At a talk given by The Dalai Lama in a crowded meeting room at the monastery in Dharamsala. Dozens of crimson-robed monks knelt on one side of the room, heads near the floor, peering up at their leader. Tibetan refugees recently escaped from Tibet comprised the rest of the audience, many of them in their best clothes, many of them weeping. "It has been an extremely difficult time for Tibetans," he told them. "Even so, in these difficult times, you must not lose hope. Never lose faith in the truth. In the end, everything will be all right." Later, as he greeted them individually, some were overcome with emotion and sagged to the floor.

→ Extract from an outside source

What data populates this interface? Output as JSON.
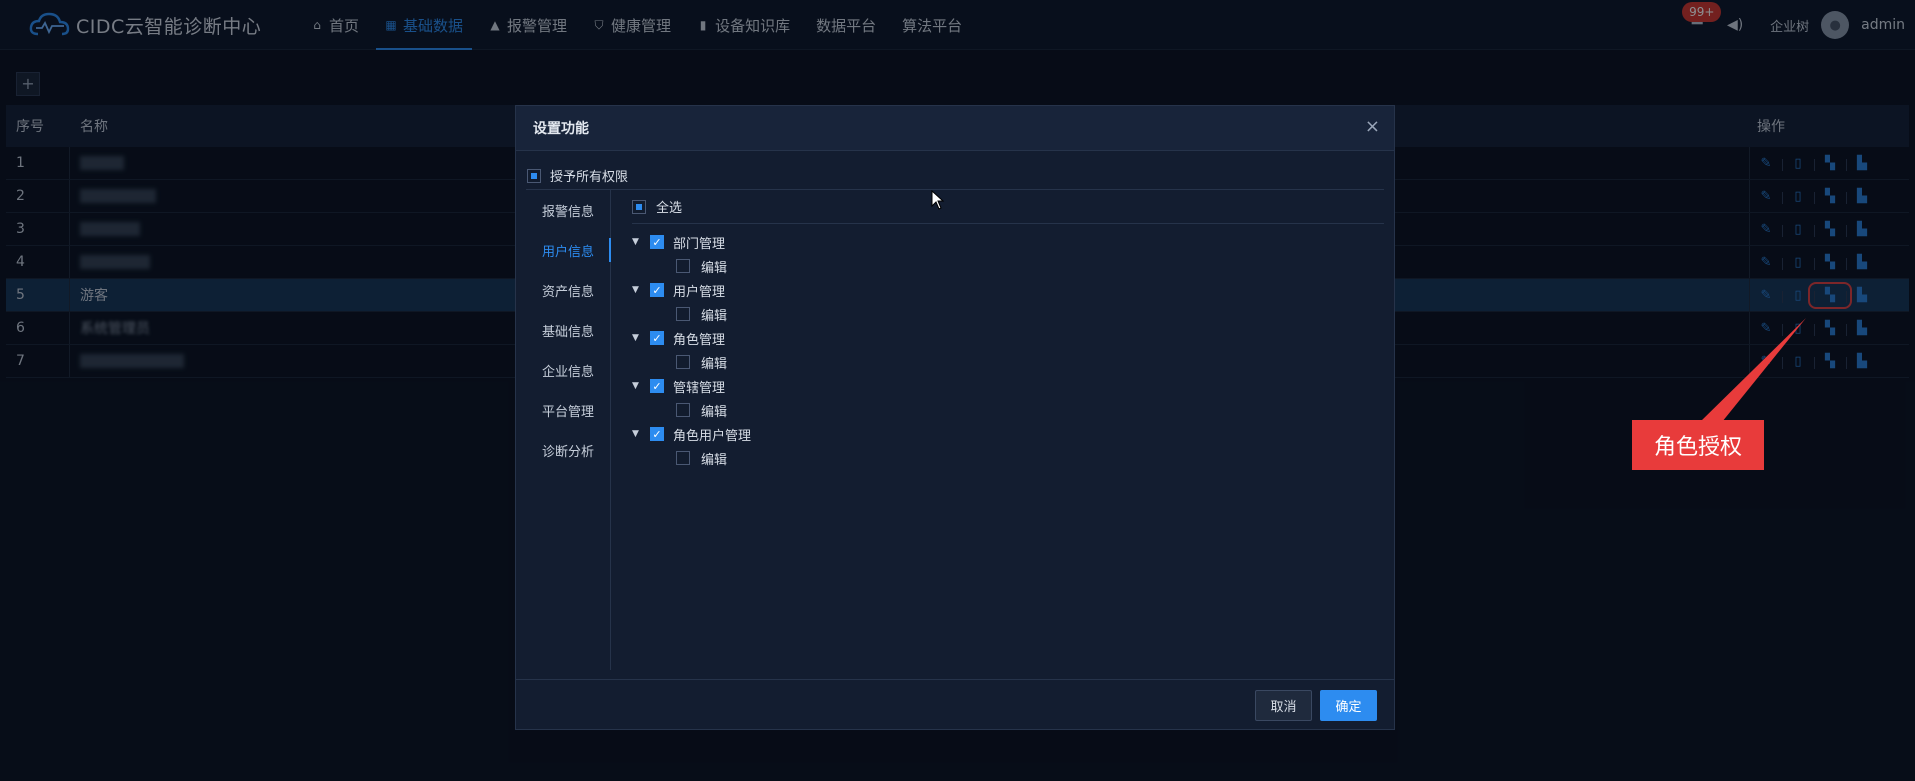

In another scene, a young monk who had traveled a great distance to see The Dalai Lama wept copiously upon meeting him. The Dalai Lama pulled the boy's head to his chest and patted him, saying, "There, there." Later, as the monk knelt at his side, the holy man rubbed first the boy's ear and then his head as if he were a favored nephew. An aide said, "This is very common. Ordinary people look up to him with tremendous hope and inspiration, expectation and reverence. When they come face to face with him, there is huge emotion, and he tries to respond to that. He is extremely giving. He is always trying to do things that benefit Tibetans in a real way, whether it's rebuilding monasteries, starting schools or providing housing or health care. And that can translate into a very powerful exchange."